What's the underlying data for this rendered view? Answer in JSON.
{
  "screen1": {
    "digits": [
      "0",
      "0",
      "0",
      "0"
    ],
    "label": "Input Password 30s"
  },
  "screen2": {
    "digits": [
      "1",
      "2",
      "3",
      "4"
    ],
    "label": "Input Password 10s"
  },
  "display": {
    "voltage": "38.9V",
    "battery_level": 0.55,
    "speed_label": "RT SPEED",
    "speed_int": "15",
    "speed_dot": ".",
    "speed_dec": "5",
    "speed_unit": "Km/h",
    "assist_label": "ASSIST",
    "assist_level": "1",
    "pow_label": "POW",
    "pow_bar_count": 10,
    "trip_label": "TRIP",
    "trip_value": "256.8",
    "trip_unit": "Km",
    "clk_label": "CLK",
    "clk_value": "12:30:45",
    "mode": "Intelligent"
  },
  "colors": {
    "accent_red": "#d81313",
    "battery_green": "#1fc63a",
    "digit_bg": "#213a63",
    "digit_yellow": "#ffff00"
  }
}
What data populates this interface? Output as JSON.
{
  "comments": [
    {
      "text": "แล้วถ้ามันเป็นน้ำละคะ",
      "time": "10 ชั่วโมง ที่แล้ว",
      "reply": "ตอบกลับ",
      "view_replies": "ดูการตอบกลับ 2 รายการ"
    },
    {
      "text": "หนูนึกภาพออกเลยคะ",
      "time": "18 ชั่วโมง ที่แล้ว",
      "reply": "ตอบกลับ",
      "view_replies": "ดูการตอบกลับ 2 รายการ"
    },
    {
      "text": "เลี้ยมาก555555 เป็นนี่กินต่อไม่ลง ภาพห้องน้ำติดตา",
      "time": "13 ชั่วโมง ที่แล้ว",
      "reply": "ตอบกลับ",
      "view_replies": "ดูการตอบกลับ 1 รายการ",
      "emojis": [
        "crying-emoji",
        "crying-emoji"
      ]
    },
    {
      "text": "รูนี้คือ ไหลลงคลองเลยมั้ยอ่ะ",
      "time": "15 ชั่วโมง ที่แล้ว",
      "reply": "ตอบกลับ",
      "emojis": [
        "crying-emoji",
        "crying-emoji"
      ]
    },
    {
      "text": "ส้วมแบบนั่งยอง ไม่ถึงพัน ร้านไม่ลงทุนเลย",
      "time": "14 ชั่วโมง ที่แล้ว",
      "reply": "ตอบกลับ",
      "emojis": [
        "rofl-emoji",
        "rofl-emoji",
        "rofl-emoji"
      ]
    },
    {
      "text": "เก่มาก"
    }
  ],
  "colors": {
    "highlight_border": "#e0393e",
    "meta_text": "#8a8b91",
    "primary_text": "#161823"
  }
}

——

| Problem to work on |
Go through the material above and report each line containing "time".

| Exercise solution |
      "time": "10 ชั่วโมง ที่แล้ว",
      "time": "18 ชั่วโมง ที่แล้ว",
      "time": "13 ชั่วโมง ที่แล้ว",
      "time": "15 ชั่วโมง ที่แล้ว",
      "time": "14 ชั่วโมง ที่แล้ว",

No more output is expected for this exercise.